━━━━━ INPUT MATERIAL
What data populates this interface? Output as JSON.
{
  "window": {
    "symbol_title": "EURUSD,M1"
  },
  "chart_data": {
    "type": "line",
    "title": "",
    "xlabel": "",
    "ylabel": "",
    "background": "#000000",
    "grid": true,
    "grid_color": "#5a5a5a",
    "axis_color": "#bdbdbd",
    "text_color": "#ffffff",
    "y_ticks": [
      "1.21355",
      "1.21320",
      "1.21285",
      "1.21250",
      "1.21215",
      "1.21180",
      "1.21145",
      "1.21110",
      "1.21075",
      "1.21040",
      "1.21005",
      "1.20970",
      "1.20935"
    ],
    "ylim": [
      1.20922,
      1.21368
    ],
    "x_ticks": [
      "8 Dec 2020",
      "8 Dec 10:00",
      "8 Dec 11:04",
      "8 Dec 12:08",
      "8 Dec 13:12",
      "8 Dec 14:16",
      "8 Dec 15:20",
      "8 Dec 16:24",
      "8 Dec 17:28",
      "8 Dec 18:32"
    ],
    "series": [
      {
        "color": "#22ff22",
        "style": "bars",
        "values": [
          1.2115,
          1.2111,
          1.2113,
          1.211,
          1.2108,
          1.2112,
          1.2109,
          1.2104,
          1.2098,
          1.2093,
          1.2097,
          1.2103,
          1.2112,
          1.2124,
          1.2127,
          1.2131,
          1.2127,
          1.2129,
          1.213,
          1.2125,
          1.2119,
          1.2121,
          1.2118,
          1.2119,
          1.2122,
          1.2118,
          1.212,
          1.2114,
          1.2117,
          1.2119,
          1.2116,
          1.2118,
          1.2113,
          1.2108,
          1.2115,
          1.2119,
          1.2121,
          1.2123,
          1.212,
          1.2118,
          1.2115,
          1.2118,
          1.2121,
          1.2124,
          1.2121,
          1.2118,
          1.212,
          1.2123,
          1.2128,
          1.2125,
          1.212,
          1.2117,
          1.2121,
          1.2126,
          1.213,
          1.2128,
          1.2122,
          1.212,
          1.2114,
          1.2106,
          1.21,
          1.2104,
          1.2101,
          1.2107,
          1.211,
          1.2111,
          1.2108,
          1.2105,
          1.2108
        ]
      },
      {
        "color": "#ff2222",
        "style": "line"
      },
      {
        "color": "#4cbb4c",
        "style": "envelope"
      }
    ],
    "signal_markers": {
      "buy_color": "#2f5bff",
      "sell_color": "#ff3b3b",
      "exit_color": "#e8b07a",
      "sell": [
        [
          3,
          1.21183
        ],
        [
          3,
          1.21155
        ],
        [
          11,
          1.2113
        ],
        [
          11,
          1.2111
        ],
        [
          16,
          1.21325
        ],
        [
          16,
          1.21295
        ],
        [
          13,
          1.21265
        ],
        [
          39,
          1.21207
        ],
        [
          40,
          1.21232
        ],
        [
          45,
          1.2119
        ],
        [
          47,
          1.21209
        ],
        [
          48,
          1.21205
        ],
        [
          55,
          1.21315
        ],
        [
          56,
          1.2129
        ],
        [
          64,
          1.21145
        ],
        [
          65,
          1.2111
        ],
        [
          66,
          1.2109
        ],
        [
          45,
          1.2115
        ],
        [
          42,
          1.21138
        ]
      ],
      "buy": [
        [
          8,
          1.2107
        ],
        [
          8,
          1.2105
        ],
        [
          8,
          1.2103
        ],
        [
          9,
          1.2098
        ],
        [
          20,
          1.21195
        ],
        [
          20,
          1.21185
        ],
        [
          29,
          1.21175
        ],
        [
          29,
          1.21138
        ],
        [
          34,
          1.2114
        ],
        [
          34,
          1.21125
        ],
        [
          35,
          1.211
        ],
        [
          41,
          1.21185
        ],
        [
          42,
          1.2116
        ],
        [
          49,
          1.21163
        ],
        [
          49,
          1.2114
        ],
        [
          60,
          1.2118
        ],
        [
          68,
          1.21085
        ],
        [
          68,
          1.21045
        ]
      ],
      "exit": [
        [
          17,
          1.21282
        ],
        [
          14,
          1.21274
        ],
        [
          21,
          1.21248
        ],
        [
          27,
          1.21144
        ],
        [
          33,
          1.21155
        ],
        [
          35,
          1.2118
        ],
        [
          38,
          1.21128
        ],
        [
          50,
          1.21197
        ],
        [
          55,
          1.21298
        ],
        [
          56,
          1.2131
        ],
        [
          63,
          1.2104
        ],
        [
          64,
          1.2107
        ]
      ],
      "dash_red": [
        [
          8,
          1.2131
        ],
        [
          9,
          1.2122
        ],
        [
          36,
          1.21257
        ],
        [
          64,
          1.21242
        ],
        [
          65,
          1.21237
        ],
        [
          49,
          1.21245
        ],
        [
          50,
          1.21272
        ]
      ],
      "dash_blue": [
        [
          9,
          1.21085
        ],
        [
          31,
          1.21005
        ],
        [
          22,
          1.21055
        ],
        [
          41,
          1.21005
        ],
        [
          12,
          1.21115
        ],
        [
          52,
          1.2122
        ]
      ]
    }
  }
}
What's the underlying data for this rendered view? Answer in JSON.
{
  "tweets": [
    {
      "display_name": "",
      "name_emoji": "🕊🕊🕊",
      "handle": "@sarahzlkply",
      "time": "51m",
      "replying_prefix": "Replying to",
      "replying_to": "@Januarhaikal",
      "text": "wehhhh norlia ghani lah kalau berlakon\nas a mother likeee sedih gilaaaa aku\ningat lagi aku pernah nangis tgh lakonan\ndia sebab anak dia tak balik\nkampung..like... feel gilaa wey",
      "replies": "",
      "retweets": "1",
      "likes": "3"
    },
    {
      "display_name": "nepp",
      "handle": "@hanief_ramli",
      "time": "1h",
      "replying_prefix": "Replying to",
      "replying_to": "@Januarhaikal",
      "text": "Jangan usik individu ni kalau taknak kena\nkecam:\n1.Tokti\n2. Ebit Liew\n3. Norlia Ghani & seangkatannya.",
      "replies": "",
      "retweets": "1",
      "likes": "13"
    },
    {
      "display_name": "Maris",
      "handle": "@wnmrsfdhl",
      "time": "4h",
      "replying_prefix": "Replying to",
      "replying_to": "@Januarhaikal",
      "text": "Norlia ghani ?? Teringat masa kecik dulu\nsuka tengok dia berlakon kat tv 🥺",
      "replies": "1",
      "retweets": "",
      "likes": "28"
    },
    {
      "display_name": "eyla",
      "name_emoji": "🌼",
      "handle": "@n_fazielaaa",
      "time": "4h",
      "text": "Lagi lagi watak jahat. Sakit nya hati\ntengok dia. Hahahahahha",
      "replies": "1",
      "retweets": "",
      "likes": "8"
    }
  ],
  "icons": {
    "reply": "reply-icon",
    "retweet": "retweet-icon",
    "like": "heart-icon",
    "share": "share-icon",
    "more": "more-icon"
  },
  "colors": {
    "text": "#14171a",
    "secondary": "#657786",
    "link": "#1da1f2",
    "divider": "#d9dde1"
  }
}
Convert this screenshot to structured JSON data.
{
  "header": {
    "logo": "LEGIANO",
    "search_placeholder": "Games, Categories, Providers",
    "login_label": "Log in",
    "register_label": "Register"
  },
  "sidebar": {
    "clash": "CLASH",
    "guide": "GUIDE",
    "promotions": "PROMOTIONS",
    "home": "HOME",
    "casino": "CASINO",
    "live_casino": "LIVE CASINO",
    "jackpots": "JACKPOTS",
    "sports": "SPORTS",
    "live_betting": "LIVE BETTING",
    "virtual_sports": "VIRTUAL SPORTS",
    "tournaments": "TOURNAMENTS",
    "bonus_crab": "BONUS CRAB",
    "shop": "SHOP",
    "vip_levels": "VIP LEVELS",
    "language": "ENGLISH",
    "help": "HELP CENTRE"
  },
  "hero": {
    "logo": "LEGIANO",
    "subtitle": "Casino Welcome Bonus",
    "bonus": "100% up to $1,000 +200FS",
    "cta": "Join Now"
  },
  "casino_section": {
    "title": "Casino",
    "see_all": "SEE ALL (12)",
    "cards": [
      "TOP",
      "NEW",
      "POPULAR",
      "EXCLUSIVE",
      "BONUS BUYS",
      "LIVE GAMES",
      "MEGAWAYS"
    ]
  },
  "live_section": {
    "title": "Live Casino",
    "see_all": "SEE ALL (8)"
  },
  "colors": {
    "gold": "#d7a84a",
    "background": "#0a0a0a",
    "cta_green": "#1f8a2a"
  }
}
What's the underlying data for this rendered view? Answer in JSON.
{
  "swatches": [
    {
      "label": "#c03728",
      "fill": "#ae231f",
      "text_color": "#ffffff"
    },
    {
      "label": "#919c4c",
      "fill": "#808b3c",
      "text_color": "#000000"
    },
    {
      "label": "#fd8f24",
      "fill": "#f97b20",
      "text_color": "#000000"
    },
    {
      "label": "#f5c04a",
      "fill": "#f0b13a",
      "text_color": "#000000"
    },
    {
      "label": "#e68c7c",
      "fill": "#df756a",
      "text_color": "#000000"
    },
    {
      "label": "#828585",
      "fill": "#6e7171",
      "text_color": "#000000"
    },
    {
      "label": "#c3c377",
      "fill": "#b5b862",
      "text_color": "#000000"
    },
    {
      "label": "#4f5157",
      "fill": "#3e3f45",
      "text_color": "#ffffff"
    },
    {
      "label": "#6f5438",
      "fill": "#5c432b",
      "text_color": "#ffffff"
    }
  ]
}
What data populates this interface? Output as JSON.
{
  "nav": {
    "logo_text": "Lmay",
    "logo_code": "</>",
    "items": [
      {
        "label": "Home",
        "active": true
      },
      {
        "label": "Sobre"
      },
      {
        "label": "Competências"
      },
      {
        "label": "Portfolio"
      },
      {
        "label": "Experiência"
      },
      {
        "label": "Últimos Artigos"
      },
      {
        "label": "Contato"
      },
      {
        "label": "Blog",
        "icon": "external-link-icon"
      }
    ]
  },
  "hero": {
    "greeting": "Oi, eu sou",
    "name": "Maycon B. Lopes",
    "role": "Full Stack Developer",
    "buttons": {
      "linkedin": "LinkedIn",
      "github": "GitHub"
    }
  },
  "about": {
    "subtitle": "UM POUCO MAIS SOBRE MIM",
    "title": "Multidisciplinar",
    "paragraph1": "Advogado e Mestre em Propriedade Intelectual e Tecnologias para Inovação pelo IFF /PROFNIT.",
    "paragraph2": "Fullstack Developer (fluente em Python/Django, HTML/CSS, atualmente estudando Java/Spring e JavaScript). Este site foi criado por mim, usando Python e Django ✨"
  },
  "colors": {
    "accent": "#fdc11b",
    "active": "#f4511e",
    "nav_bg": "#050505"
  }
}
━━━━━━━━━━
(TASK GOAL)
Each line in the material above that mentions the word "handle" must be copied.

(WRITTEN REPLY)
      "handle": "@sarahzlkply",
      "handle": "@hanief_ramli",
      "handle": "@wnmrsfdhl",
      "handle": "@n_fazielaaa",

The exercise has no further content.